Director: Jason Bateman
Screenwriter: David Lindsay-Abaire
Cast: Jason Bateman, Nicole Kidman, Christopher Walken
Runtime: 105 mins
Genre: Comedy, Drama, Mystery
Review by Dave Griffiths
One of the quirkiest films of 2016 sees actor Jason Bateman step into the director’s chair for the second time and if The Family Fang is anything to go by then Bateman may well join that elite group of actors turned directors, that already contains people of the calibre of Ron Howard and Clint Eastwood, who are as equally as good no matter what side of the camera they are on. While many may be thinking that as a director Bateman may go for a comedy like Horrible Bosses he has instead delivered a well written, thinking man’s comedy.
Based on a novel by Kevin Wilson The Family Fang centres around two scarred siblings Annie Fang (Nicole Kidman – Moulin Rouge!) who has a drinking problem and her brother Baxter (Jason Bateman – Horrible Bosses) who is struggling to write his third novel. The reason both are scarred are as a result of a horrific childhood which saw the poor forced to take part in their parent’s, Caleb (Christopher Walken – The Deer Hunter) and Camille (Maryann Plunkett – Blue Valentine), works of art… which was normally pranks caught on video that thrust the family into the national spotlight.
While Annie and Baxter have been trying to avoid their parents for years, they suddenly are all forced together when Baxter is shot in the ear with a potato. When the family is back together Caleb decides that they can start their ‘art’ again but when Camille and Caleb disappear and appear to have been murdered the siblings are left trying to work out whether their parents have been killed or if this is another piece of art.
To call The Family Fang pure comedy is a little bit of a stretch. While it does have the odd humorous scene and a few one-liners that will make you smirk for a majority of the time, the film borders on being a dark drama with some well thought out moments of mystery. Again the film isn’t an ‘are the main characters going to die’ suspense but instead the audience is left wondering the same way that Annie and Baxter are to whether Camille and Caleb have faked their disappearance or actually have been murdered. The twist that the film delivers is not one that you can see coming and as a director Bateman sticks to his hand pretty well, never giving away anything until it is time for the reveal.

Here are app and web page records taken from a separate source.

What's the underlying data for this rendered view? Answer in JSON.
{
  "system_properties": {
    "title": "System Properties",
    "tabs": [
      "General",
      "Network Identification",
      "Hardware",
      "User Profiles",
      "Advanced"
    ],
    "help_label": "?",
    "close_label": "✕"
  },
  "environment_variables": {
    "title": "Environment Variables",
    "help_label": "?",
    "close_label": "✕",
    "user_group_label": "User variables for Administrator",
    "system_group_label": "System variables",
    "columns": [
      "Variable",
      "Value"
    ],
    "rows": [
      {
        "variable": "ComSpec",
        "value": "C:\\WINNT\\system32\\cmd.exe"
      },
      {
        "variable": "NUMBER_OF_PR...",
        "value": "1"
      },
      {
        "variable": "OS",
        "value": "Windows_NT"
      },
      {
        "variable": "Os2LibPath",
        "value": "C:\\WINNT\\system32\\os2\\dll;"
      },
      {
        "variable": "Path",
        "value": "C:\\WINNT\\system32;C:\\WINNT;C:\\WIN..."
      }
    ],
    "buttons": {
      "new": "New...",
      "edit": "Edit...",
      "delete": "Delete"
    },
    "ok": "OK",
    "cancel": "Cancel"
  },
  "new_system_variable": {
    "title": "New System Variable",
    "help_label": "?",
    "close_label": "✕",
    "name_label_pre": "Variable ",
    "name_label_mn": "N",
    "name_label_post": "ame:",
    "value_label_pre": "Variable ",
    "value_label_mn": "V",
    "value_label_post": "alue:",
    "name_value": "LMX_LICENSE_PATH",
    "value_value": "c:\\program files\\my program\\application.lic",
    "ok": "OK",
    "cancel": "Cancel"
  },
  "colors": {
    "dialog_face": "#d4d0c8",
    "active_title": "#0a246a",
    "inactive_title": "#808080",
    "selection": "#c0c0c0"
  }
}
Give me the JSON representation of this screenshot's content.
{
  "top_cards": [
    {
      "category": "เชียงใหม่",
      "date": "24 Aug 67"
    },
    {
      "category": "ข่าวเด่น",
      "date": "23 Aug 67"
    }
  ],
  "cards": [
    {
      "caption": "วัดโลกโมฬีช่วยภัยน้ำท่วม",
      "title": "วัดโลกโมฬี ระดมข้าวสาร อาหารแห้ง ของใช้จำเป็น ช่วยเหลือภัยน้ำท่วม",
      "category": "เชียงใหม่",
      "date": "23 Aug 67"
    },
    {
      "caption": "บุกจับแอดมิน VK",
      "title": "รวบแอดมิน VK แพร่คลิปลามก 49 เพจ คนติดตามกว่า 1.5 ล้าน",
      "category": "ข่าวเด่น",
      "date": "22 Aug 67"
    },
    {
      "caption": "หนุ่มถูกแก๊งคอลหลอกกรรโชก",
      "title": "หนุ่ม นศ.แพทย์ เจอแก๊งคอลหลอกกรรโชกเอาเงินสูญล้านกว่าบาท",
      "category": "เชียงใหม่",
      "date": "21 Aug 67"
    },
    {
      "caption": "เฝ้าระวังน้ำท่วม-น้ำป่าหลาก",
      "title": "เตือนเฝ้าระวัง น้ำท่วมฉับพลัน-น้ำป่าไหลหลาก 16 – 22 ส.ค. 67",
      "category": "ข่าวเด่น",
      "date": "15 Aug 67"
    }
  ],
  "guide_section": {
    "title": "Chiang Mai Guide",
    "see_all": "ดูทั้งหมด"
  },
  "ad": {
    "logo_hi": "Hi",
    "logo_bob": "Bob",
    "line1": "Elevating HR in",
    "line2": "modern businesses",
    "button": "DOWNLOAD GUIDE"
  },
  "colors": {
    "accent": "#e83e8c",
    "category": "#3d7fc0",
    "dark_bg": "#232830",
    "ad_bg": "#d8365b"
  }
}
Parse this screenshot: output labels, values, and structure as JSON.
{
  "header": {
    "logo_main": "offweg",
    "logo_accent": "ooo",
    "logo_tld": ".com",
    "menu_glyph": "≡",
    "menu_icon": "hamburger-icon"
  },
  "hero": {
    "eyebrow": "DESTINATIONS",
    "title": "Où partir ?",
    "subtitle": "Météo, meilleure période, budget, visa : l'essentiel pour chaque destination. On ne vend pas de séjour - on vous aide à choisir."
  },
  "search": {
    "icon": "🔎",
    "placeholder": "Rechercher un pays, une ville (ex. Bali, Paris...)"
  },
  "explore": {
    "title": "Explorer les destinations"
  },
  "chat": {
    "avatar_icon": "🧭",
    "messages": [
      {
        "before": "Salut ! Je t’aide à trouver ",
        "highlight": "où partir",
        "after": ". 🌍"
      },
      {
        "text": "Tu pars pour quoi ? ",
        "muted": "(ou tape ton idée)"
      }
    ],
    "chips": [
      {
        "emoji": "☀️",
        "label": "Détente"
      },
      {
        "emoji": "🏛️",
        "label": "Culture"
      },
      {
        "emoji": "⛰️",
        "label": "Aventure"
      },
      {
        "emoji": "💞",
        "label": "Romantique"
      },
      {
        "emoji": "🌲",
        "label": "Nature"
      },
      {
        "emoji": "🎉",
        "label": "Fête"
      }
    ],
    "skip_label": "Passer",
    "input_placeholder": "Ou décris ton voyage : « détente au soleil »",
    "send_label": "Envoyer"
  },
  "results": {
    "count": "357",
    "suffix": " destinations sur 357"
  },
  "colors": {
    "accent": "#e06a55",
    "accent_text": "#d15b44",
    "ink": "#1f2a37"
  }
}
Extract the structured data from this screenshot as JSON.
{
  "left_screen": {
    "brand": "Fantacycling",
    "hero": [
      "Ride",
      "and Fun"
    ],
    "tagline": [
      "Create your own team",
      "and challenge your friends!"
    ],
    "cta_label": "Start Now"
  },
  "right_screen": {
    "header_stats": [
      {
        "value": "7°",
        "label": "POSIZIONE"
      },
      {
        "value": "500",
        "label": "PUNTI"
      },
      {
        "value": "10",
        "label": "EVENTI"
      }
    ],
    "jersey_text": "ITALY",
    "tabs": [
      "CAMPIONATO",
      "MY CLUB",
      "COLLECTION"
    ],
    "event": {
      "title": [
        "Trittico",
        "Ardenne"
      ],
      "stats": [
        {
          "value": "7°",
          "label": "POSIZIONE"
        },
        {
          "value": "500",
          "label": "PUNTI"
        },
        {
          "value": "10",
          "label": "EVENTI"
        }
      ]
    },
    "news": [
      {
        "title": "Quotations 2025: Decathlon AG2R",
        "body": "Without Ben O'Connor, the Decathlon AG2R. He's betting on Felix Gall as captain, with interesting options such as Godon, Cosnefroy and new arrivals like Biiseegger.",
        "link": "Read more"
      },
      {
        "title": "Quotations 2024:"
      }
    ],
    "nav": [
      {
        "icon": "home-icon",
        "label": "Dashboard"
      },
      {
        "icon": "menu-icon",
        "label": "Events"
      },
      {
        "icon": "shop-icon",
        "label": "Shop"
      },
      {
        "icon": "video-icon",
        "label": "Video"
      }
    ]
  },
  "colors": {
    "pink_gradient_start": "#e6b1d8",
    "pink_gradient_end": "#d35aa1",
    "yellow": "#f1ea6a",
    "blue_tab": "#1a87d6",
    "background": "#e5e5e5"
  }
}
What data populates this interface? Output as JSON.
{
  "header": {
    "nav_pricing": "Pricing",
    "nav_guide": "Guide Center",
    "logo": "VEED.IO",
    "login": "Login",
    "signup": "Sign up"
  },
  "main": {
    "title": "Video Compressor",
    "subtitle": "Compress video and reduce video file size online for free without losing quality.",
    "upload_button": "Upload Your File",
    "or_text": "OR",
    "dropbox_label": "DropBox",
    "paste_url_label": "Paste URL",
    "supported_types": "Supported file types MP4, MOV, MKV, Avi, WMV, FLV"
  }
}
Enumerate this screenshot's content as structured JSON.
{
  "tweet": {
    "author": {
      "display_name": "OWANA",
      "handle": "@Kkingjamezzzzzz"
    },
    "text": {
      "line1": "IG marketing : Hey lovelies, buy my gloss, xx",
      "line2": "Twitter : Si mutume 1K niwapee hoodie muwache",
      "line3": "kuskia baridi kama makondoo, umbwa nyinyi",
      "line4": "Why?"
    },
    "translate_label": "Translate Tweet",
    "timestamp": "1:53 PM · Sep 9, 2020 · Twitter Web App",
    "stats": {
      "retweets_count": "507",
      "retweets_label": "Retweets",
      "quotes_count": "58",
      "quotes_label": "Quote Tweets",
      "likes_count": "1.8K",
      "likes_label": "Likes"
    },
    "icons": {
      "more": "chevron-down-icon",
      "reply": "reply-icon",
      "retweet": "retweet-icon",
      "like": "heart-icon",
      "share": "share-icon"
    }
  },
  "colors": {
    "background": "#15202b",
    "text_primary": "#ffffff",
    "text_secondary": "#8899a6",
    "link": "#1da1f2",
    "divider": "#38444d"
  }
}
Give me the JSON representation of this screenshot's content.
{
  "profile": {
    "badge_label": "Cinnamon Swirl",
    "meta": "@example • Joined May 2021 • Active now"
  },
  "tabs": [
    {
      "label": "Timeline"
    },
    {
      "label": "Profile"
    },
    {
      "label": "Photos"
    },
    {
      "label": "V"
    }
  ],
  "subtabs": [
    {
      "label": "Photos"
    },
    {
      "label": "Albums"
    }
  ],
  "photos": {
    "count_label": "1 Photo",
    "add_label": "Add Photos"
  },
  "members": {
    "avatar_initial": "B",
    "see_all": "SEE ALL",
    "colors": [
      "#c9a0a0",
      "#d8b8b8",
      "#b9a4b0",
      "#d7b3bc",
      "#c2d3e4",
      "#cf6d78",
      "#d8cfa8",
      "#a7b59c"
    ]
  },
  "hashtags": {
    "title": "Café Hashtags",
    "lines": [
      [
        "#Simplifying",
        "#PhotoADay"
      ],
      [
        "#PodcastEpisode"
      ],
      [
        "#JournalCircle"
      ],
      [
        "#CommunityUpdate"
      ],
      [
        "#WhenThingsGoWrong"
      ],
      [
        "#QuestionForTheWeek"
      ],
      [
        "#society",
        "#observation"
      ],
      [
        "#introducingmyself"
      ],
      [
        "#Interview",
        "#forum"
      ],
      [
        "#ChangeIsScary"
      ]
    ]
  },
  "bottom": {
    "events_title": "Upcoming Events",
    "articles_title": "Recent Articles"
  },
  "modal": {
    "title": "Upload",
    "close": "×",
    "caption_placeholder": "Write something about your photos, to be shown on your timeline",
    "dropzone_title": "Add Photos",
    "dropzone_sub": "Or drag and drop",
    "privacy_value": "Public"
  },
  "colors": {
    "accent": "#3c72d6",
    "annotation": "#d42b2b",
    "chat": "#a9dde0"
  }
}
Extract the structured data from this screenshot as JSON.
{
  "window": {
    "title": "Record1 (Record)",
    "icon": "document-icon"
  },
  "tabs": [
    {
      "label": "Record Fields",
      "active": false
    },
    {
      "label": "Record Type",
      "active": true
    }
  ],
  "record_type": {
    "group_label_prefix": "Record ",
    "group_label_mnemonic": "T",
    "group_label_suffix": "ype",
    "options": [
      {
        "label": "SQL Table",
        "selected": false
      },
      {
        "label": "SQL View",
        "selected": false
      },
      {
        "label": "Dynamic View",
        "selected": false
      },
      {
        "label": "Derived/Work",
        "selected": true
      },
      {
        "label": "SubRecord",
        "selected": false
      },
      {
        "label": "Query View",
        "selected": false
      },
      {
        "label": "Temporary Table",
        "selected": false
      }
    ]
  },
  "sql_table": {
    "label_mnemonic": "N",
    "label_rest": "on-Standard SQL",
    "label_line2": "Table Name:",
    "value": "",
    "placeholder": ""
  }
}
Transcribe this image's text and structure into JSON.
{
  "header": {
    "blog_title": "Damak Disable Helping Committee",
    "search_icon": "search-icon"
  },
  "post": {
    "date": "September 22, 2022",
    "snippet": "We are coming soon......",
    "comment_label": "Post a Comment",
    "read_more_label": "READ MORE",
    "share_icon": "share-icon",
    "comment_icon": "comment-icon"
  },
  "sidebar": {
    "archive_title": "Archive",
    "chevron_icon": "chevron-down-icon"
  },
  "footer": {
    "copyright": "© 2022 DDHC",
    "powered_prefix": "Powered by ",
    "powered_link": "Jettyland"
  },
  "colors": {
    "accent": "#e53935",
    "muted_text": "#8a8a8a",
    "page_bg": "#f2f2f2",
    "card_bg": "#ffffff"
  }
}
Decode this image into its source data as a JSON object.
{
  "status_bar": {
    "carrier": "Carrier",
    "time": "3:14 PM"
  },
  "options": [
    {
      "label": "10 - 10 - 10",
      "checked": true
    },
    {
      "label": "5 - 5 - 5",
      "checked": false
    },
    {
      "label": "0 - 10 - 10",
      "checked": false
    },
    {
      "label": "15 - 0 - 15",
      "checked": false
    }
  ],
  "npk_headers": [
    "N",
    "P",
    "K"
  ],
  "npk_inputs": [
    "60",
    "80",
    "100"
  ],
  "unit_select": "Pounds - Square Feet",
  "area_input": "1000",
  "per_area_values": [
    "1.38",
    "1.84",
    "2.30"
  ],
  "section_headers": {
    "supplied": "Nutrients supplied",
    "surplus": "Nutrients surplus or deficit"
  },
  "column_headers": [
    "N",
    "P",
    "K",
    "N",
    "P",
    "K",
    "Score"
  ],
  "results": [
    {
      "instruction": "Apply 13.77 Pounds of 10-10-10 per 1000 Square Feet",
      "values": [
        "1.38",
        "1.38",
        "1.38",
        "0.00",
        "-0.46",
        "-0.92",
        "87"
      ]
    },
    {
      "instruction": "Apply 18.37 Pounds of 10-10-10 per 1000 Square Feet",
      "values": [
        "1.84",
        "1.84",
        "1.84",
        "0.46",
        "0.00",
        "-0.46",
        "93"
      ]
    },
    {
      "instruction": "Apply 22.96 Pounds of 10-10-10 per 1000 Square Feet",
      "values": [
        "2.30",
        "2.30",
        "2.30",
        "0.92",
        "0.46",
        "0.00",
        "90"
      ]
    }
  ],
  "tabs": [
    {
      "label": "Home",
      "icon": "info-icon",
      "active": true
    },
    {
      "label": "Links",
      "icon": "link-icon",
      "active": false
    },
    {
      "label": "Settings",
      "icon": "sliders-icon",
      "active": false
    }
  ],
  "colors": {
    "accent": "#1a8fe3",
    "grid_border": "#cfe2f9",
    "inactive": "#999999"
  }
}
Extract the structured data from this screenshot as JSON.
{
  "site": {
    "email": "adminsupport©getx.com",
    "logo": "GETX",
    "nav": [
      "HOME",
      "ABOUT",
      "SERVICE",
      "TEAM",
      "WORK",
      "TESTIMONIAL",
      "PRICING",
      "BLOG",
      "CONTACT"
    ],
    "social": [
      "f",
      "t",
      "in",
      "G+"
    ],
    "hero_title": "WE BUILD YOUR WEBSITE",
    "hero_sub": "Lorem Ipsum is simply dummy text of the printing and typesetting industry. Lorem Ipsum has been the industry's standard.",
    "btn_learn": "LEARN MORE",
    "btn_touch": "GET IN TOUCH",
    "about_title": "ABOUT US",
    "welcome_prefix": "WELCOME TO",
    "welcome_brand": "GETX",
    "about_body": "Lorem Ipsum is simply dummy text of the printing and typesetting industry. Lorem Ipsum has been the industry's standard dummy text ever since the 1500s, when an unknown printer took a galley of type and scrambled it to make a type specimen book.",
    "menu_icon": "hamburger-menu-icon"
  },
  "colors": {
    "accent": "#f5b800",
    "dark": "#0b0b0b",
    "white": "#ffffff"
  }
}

While the film does also going into some deep territory as it explores how a parent’s life can cause damage to their children you could never say that this is the type of film that is going to depress its audience. Instead, screenwriter David Lindsay-Abaire (Rabbit Hole) makes sure that he delivers more than enough light moments throughout the film to keep the audience on-side. He has also done a wonderful job creating the characters that we see in the film and despite the oddities of characters like Caleb they are still very believable. The film also tackles the world wide debate of what makes good art and whether modern art is still as good as the classics… although Caleb’s take on what is art may seem a little warped to some.
The good screenplay also allows for some wonderful acting performances. Kidman does a wonderful job playing a character a lot younger than her own age, and this is another film she can add to the list of great films she has made over the past couple of years. She is well supported by Bateman who seems to be enjoying his time away from doing an outrageous comedy. The star of the show here though is Christopher Walken who expertly plays the unhinged Caleb. Whether giving his family a motivational speech, going on a rant about art or flying into a rage Walken shows why he is still one of the top actors in Hollywood in a truly memorable role.
If you have enjoyed some of the quirky films that Nicole Kidman has made over the past few years, then you are going to love The Family Fang. While it’s not so quirky that it is unbelievable, it does provide a few laughs along the way as well as one hell of a mystery.